28 October 2010

Geological Frightfest: Fantasia

Posted by Jessica Ball


All right, so Fantasia probably isn’t the first thing you think of when the topics of horror movies or geology come up (and I’m not talking about the whole movie, so I’m cheating a bit with this one). But I am talking about the excellent Night on Bald Mountain sequence, where the animators set Modest Mussorgsky’s composition of the same name.

I loved Fantasia as a child, and still do – but I have to admit that this sequence was pretty darn scary. (Disney did include it years later in their Halloween Treat TV special, after all – remember that? I used to watch it every year.) Anyway, a quick summary of the animation: In the dead of night, the huge, craggy mountain looming over a small European town becomes the haunt of a huge winged demon and the gathering place of ghosts, ghouls, devils, witches, and all manner of fell creatures. They proceed to have a fiery revel, but are forced back to their lairs by the tolling of church bells.

While the animation is truly imaginative, it’s the music that brings me to a geological reference – and the setting that inspired Mussorgsky’s title. (Or, rather, Rimsky Korsakov’s orchestral arrangement of Mussorgsky’s original tone poem St. John’s Night on the Bare Mountain.) A bald or bare mountain, in East Slavic (and especially Ukranian) mythology, is a place where witches and other evil creatures gather for their Sabbath. In Ukranian, the term is lysa hora, which is also the name given to many “bald” mountains in Ukraine and Poland. One of the most famous is the Lysa Hora in Kiev, which was supposedly the site of some of the largest witches’ gatherings.
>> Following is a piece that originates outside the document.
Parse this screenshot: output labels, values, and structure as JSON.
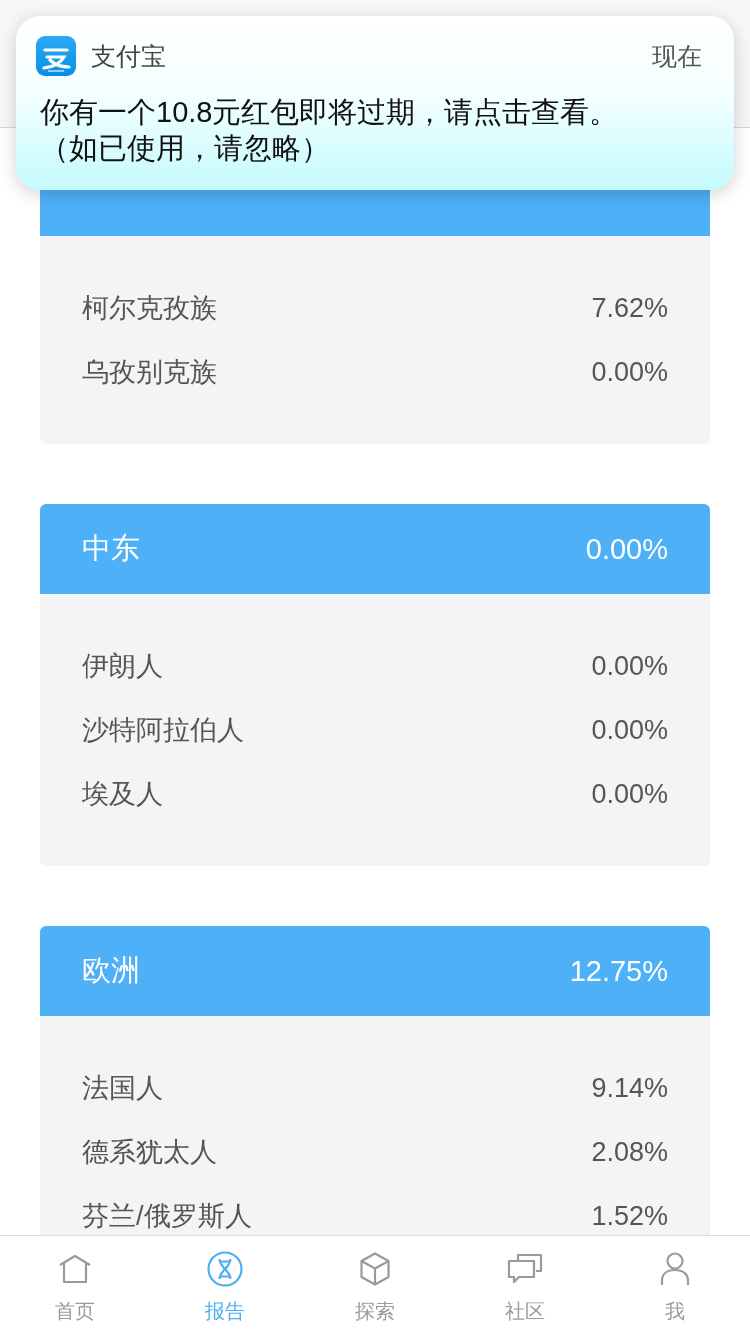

This got me to wondering: Why would these hills be bare in the first place? Perhaps there’s some geology at work here. In the Blue Ridge mountains, for example, there are a number of spots where the mountaintops are rocky and relatively bare of trees; Old Rag Mountain is topped with granite, and Blackrock Summit with well-cemented quartz sandstone. I was able to find this map of the geology of the USSR (from 1944), but I can’t read or type Cyrillic, so it’s not much help. Ole Nielsen has a post on kimberlites in the Ukranian Shield which mentions granites, an excellent candidate rock type for bare-topped hills, and possibly what one might find on the summit of a lysa hora. Why would these rocks form bare summits? Well, granite can take an extremely long time to form enough soil to support plant life, especially if it’s exposed to transport processes by being at the top of a mountain – and while a sandstone might weather more easily, it needs some organic inputs before it will form anything but…well, sand.
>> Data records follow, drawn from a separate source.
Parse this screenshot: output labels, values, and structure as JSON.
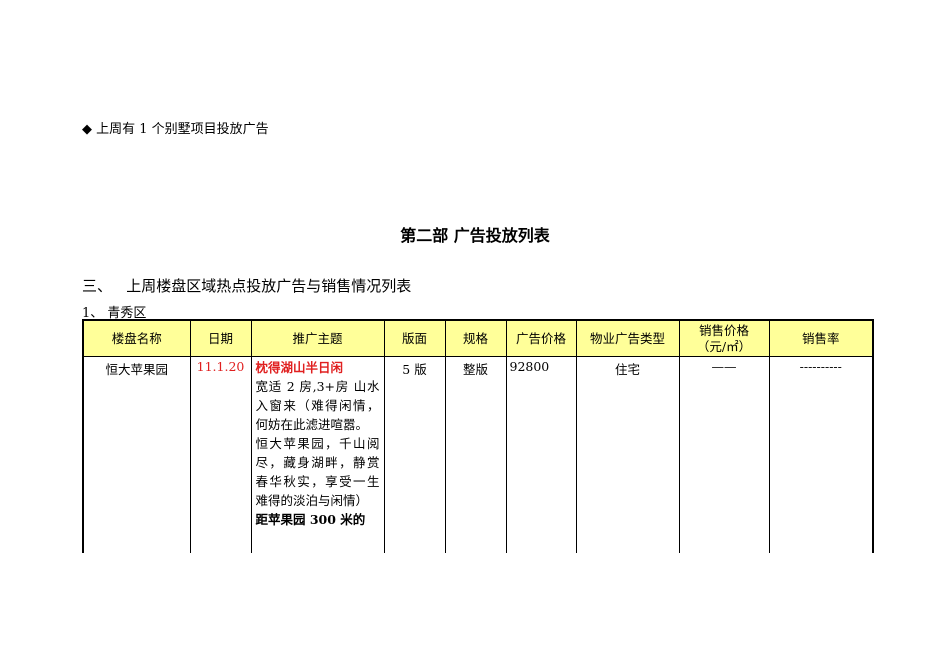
{
  "bullet_text": "上周有 1 个别墅项目投放广告",
  "part_title": "第二部  广告投放列表",
  "section_heading": "三、   上周楼盘区域热点投放广告与销售情况列表",
  "subsection": "1、 青秀区",
  "table": {
    "headers": [
      "楼盘名称",
      "日期",
      "推广主题",
      "版面",
      "规格",
      "广告价格",
      "物业广告类型",
      "销售价格",
      "（元/㎡）",
      "销售率"
    ],
    "rows": [
      {
        "name": "恒大苹果园",
        "date": "11.1.20",
        "theme_title": "枕得湖山半日闲",
        "theme_lines": [
          "宽适 2 房,3+房  山水入窗来（难得闲情，何妨在此滤进喧嚣。",
          "恒大苹果园，千山阅尽，藏身湖畔，静赏春华秋实，享受一生难得的淡泊与闲情）"
        ],
        "theme_bold": "距苹果园 300 米的",
        "page": "5 版",
        "size": "整版",
        "price": "92800",
        "type": "住宅",
        "sale_price": "——",
        "sale_rate": "----------"
      }
    ]
  }
}
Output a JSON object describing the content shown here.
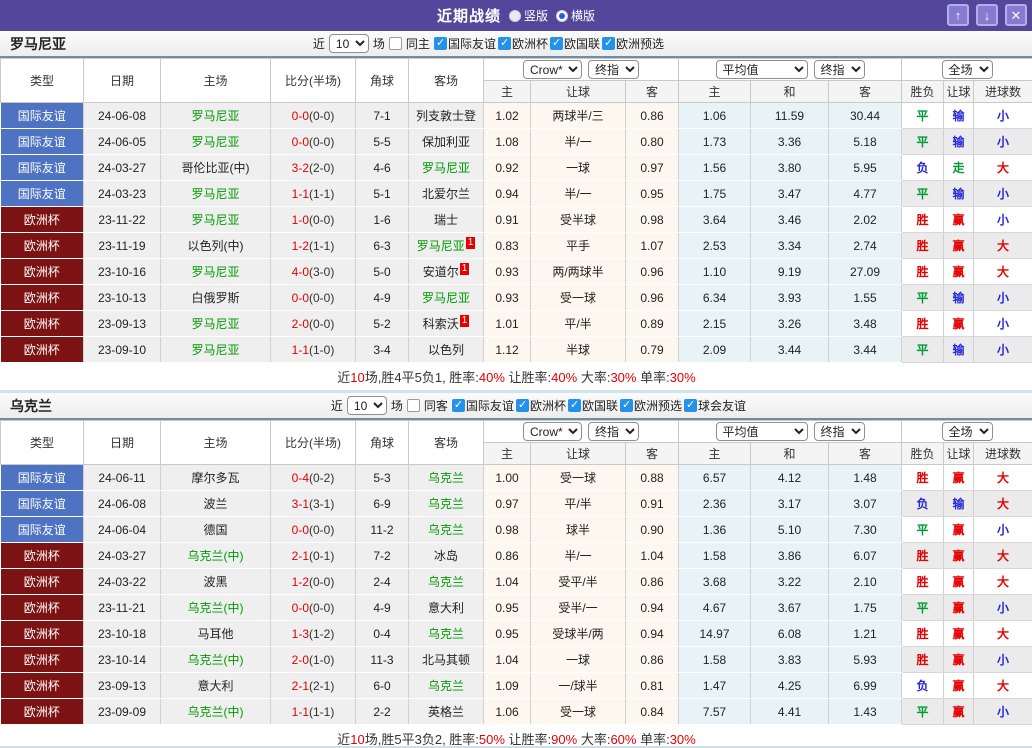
{
  "titlebar": {
    "title": "近期战绩",
    "radio_vertical": "竖版",
    "radio_horizontal": "横版",
    "selected_mode": "横版",
    "button_up": "↑",
    "button_down": "↓",
    "button_close": "✕"
  },
  "palette": {
    "titlebar_purple": "#54479b",
    "friendly_blue": "#4d73c2",
    "eurocup_dark_red": "#7d1212",
    "team_green": "#009900",
    "score_red": "#e60000",
    "result_red": "#e60000",
    "result_green": "#009933",
    "result_blue": "#2626d9",
    "checkbox_blue": "#2492ea"
  },
  "header": {
    "bookmaker_dd": "Crow*",
    "final_dd": "终指",
    "avg_dd": "平均值",
    "avg_final_dd": "终指",
    "scope_dd": "全场",
    "col_type": "类型",
    "col_date": "日期",
    "col_home": "主场",
    "col_score": "比分(半场)",
    "col_corner": "角球",
    "col_away": "客场",
    "col_odds_home": "主",
    "col_odds_hcp": "让球",
    "col_odds_away": "客",
    "col_avg_home": "主",
    "col_avg_draw": "和",
    "col_avg_away": "客",
    "col_res_wdl": "胜负",
    "col_res_hcp": "让球",
    "col_res_goals": "进球数"
  },
  "sections": [
    {
      "team": "罗马尼亚",
      "filters": {
        "recent_label": "近",
        "count": "10",
        "games_label": "场",
        "same_label": "同主",
        "same_checked": false,
        "leagues": [
          "国际友谊",
          "欧洲杯",
          "欧国联",
          "欧洲预选"
        ]
      },
      "rows": [
        {
          "type": "国际友谊",
          "tc": "blue",
          "date": "24-06-08",
          "home": {
            "t": "罗马尼亚",
            "hl": true
          },
          "score": [
            "0-0",
            "0-0"
          ],
          "corner": "7-1",
          "away": {
            "t": "列支敦士登",
            "hl": false
          },
          "odds": [
            "1.02",
            "两球半/三",
            "0.86"
          ],
          "avg": [
            "1.06",
            "11.59",
            "30.44"
          ],
          "res": [
            [
              "平",
              "g"
            ],
            [
              "输",
              "b"
            ],
            [
              "小",
              "b"
            ]
          ]
        },
        {
          "type": "国际友谊",
          "tc": "blue",
          "date": "24-06-05",
          "home": {
            "t": "罗马尼亚",
            "hl": true
          },
          "score": [
            "0-0",
            "0-0"
          ],
          "corner": "5-5",
          "away": {
            "t": "保加利亚",
            "hl": false
          },
          "odds": [
            "1.08",
            "半/一",
            "0.80"
          ],
          "avg": [
            "1.73",
            "3.36",
            "5.18"
          ],
          "res": [
            [
              "平",
              "g"
            ],
            [
              "输",
              "b"
            ],
            [
              "小",
              "b"
            ]
          ]
        },
        {
          "type": "国际友谊",
          "tc": "blue",
          "date": "24-03-27",
          "home": {
            "t": "哥伦比亚(中)",
            "hl": false
          },
          "score": [
            "3-2",
            "2-0"
          ],
          "corner": "4-6",
          "away": {
            "t": "罗马尼亚",
            "hl": true
          },
          "odds": [
            "0.92",
            "一球",
            "0.97"
          ],
          "avg": [
            "1.56",
            "3.80",
            "5.95"
          ],
          "res": [
            [
              "负",
              "b"
            ],
            [
              "走",
              "g"
            ],
            [
              "大",
              "r"
            ]
          ]
        },
        {
          "type": "国际友谊",
          "tc": "blue",
          "date": "24-03-23",
          "home": {
            "t": "罗马尼亚",
            "hl": true
          },
          "score": [
            "1-1",
            "1-1"
          ],
          "corner": "5-1",
          "away": {
            "t": "北爱尔兰",
            "hl": false
          },
          "odds": [
            "0.94",
            "半/一",
            "0.95"
          ],
          "avg": [
            "1.75",
            "3.47",
            "4.77"
          ],
          "res": [
            [
              "平",
              "g"
            ],
            [
              "输",
              "b"
            ],
            [
              "小",
              "b"
            ]
          ]
        },
        {
          "type": "欧洲杯",
          "tc": "dred",
          "date": "23-11-22",
          "home": {
            "t": "罗马尼亚",
            "hl": true
          },
          "score": [
            "1-0",
            "0-0"
          ],
          "corner": "1-6",
          "away": {
            "t": "瑞士",
            "hl": false
          },
          "odds": [
            "0.91",
            "受半球",
            "0.98"
          ],
          "avg": [
            "3.64",
            "3.46",
            "2.02"
          ],
          "res": [
            [
              "胜",
              "r"
            ],
            [
              "赢",
              "r"
            ],
            [
              "小",
              "b"
            ]
          ]
        },
        {
          "type": "欧洲杯",
          "tc": "dred",
          "date": "23-11-19",
          "home": {
            "t": "以色列(中)",
            "hl": false
          },
          "score": [
            "1-2",
            "1-1"
          ],
          "corner": "6-3",
          "away": {
            "t": "罗马尼亚",
            "hl": true,
            "rc": "1"
          },
          "odds": [
            "0.83",
            "平手",
            "1.07"
          ],
          "avg": [
            "2.53",
            "3.34",
            "2.74"
          ],
          "res": [
            [
              "胜",
              "r"
            ],
            [
              "赢",
              "r"
            ],
            [
              "大",
              "r"
            ]
          ]
        },
        {
          "type": "欧洲杯",
          "tc": "dred",
          "date": "23-10-16",
          "home": {
            "t": "罗马尼亚",
            "hl": true
          },
          "score": [
            "4-0",
            "3-0"
          ],
          "corner": "5-0",
          "away": {
            "t": "安道尔",
            "hl": false,
            "rc": "1"
          },
          "odds": [
            "0.93",
            "两/两球半",
            "0.96"
          ],
          "avg": [
            "1.10",
            "9.19",
            "27.09"
          ],
          "res": [
            [
              "胜",
              "r"
            ],
            [
              "赢",
              "r"
            ],
            [
              "大",
              "r"
            ]
          ]
        },
        {
          "type": "欧洲杯",
          "tc": "dred",
          "date": "23-10-13",
          "home": {
            "t": "白俄罗斯",
            "hl": false
          },
          "score": [
            "0-0",
            "0-0"
          ],
          "corner": "4-9",
          "away": {
            "t": "罗马尼亚",
            "hl": true
          },
          "odds": [
            "0.93",
            "受一球",
            "0.96"
          ],
          "avg": [
            "6.34",
            "3.93",
            "1.55"
          ],
          "res": [
            [
              "平",
              "g"
            ],
            [
              "输",
              "b"
            ],
            [
              "小",
              "b"
            ]
          ]
        },
        {
          "type": "欧洲杯",
          "tc": "dred",
          "date": "23-09-13",
          "home": {
            "t": "罗马尼亚",
            "hl": true
          },
          "score": [
            "2-0",
            "0-0"
          ],
          "corner": "5-2",
          "away": {
            "t": "科索沃",
            "hl": false,
            "rc": "1"
          },
          "odds": [
            "1.01",
            "平/半",
            "0.89"
          ],
          "avg": [
            "2.15",
            "3.26",
            "3.48"
          ],
          "res": [
            [
              "胜",
              "r"
            ],
            [
              "赢",
              "r"
            ],
            [
              "小",
              "b"
            ]
          ]
        },
        {
          "type": "欧洲杯",
          "tc": "dred",
          "date": "23-09-10",
          "home": {
            "t": "罗马尼亚",
            "hl": true
          },
          "score": [
            "1-1",
            "1-0"
          ],
          "corner": "3-4",
          "away": {
            "t": "以色列",
            "hl": false
          },
          "odds": [
            "1.12",
            "半球",
            "0.79"
          ],
          "avg": [
            "2.09",
            "3.44",
            "3.44"
          ],
          "res": [
            [
              "平",
              "g"
            ],
            [
              "输",
              "b"
            ],
            [
              "小",
              "b"
            ]
          ]
        }
      ],
      "summary": [
        [
          "近",
          0
        ],
        [
          "10",
          1
        ],
        [
          "场,胜4平5负1, 胜率:",
          0
        ],
        [
          "40%",
          1
        ],
        [
          " 让胜率:",
          0
        ],
        [
          "40%",
          1
        ],
        [
          " 大率:",
          0
        ],
        [
          "30%",
          1
        ],
        [
          " 单率:",
          0
        ],
        [
          "30%",
          1
        ]
      ]
    },
    {
      "team": "乌克兰",
      "filters": {
        "recent_label": "近",
        "count": "10",
        "games_label": "场",
        "same_label": "同客",
        "same_checked": false,
        "leagues": [
          "国际友谊",
          "欧洲杯",
          "欧国联",
          "欧洲预选",
          "球会友谊"
        ]
      },
      "rows": [
        {
          "type": "国际友谊",
          "tc": "blue",
          "date": "24-06-11",
          "home": {
            "t": "摩尔多瓦",
            "hl": false
          },
          "score": [
            "0-4",
            "0-2"
          ],
          "corner": "5-3",
          "away": {
            "t": "乌克兰",
            "hl": true
          },
          "odds": [
            "1.00",
            "受一球",
            "0.88"
          ],
          "avg": [
            "6.57",
            "4.12",
            "1.48"
          ],
          "res": [
            [
              "胜",
              "r"
            ],
            [
              "赢",
              "r"
            ],
            [
              "大",
              "r"
            ]
          ]
        },
        {
          "type": "国际友谊",
          "tc": "blue",
          "date": "24-06-08",
          "home": {
            "t": "波兰",
            "hl": false
          },
          "score": [
            "3-1",
            "3-1"
          ],
          "corner": "6-9",
          "away": {
            "t": "乌克兰",
            "hl": true
          },
          "odds": [
            "0.97",
            "平/半",
            "0.91"
          ],
          "avg": [
            "2.36",
            "3.17",
            "3.07"
          ],
          "res": [
            [
              "负",
              "b"
            ],
            [
              "输",
              "b"
            ],
            [
              "大",
              "r"
            ]
          ]
        },
        {
          "type": "国际友谊",
          "tc": "blue",
          "date": "24-06-04",
          "home": {
            "t": "德国",
            "hl": false
          },
          "score": [
            "0-0",
            "0-0"
          ],
          "corner": "11-2",
          "away": {
            "t": "乌克兰",
            "hl": true
          },
          "odds": [
            "0.98",
            "球半",
            "0.90"
          ],
          "avg": [
            "1.36",
            "5.10",
            "7.30"
          ],
          "res": [
            [
              "平",
              "g"
            ],
            [
              "赢",
              "r"
            ],
            [
              "小",
              "b"
            ]
          ]
        },
        {
          "type": "欧洲杯",
          "tc": "dred",
          "date": "24-03-27",
          "home": {
            "t": "乌克兰(中)",
            "hl": true
          },
          "score": [
            "2-1",
            "0-1"
          ],
          "corner": "7-2",
          "away": {
            "t": "冰岛",
            "hl": false
          },
          "odds": [
            "0.86",
            "半/一",
            "1.04"
          ],
          "avg": [
            "1.58",
            "3.86",
            "6.07"
          ],
          "res": [
            [
              "胜",
              "r"
            ],
            [
              "赢",
              "r"
            ],
            [
              "大",
              "r"
            ]
          ]
        },
        {
          "type": "欧洲杯",
          "tc": "dred",
          "date": "24-03-22",
          "home": {
            "t": "波黑",
            "hl": false
          },
          "score": [
            "1-2",
            "0-0"
          ],
          "corner": "2-4",
          "away": {
            "t": "乌克兰",
            "hl": true
          },
          "odds": [
            "1.04",
            "受平/半",
            "0.86"
          ],
          "avg": [
            "3.68",
            "3.22",
            "2.10"
          ],
          "res": [
            [
              "胜",
              "r"
            ],
            [
              "赢",
              "r"
            ],
            [
              "大",
              "r"
            ]
          ]
        },
        {
          "type": "欧洲杯",
          "tc": "dred",
          "date": "23-11-21",
          "home": {
            "t": "乌克兰(中)",
            "hl": true
          },
          "score": [
            "0-0",
            "0-0"
          ],
          "corner": "4-9",
          "away": {
            "t": "意大利",
            "hl": false
          },
          "odds": [
            "0.95",
            "受半/一",
            "0.94"
          ],
          "avg": [
            "4.67",
            "3.67",
            "1.75"
          ],
          "res": [
            [
              "平",
              "g"
            ],
            [
              "赢",
              "r"
            ],
            [
              "小",
              "b"
            ]
          ]
        },
        {
          "type": "欧洲杯",
          "tc": "dred",
          "date": "23-10-18",
          "home": {
            "t": "马耳他",
            "hl": false
          },
          "score": [
            "1-3",
            "1-2"
          ],
          "corner": "0-4",
          "away": {
            "t": "乌克兰",
            "hl": true
          },
          "odds": [
            "0.95",
            "受球半/两",
            "0.94"
          ],
          "avg": [
            "14.97",
            "6.08",
            "1.21"
          ],
          "res": [
            [
              "胜",
              "r"
            ],
            [
              "赢",
              "r"
            ],
            [
              "大",
              "r"
            ]
          ]
        },
        {
          "type": "欧洲杯",
          "tc": "dred",
          "date": "23-10-14",
          "home": {
            "t": "乌克兰(中)",
            "hl": true
          },
          "score": [
            "2-0",
            "1-0"
          ],
          "corner": "11-3",
          "away": {
            "t": "北马其顿",
            "hl": false
          },
          "odds": [
            "1.04",
            "一球",
            "0.86"
          ],
          "avg": [
            "1.58",
            "3.83",
            "5.93"
          ],
          "res": [
            [
              "胜",
              "r"
            ],
            [
              "赢",
              "r"
            ],
            [
              "小",
              "b"
            ]
          ]
        },
        {
          "type": "欧洲杯",
          "tc": "dred",
          "date": "23-09-13",
          "home": {
            "t": "意大利",
            "hl": false
          },
          "score": [
            "2-1",
            "2-1"
          ],
          "corner": "6-0",
          "away": {
            "t": "乌克兰",
            "hl": true
          },
          "odds": [
            "1.09",
            "一/球半",
            "0.81"
          ],
          "avg": [
            "1.47",
            "4.25",
            "6.99"
          ],
          "res": [
            [
              "负",
              "b"
            ],
            [
              "赢",
              "r"
            ],
            [
              "大",
              "r"
            ]
          ]
        },
        {
          "type": "欧洲杯",
          "tc": "dred",
          "date": "23-09-09",
          "home": {
            "t": "乌克兰(中)",
            "hl": true
          },
          "score": [
            "1-1",
            "1-1"
          ],
          "corner": "2-2",
          "away": {
            "t": "英格兰",
            "hl": false
          },
          "odds": [
            "1.06",
            "受一球",
            "0.84"
          ],
          "avg": [
            "7.57",
            "4.41",
            "1.43"
          ],
          "res": [
            [
              "平",
              "g"
            ],
            [
              "赢",
              "r"
            ],
            [
              "小",
              "b"
            ]
          ]
        }
      ],
      "summary": [
        [
          "近",
          0
        ],
        [
          "10",
          1
        ],
        [
          "场,胜5平3负2, 胜率:",
          0
        ],
        [
          "50%",
          1
        ],
        [
          " 让胜率:",
          0
        ],
        [
          "90%",
          1
        ],
        [
          " 大率:",
          0
        ],
        [
          "60%",
          1
        ],
        [
          " 单率:",
          0
        ],
        [
          "30%",
          1
        ]
      ]
    }
  ]
}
So, it’s a good bet that the impressive winged demon in the Fantasia sequence is clinging to something granitic, although the craggy peak in the film is showing just a teensy bit of vertical exaggeration, if you ask me.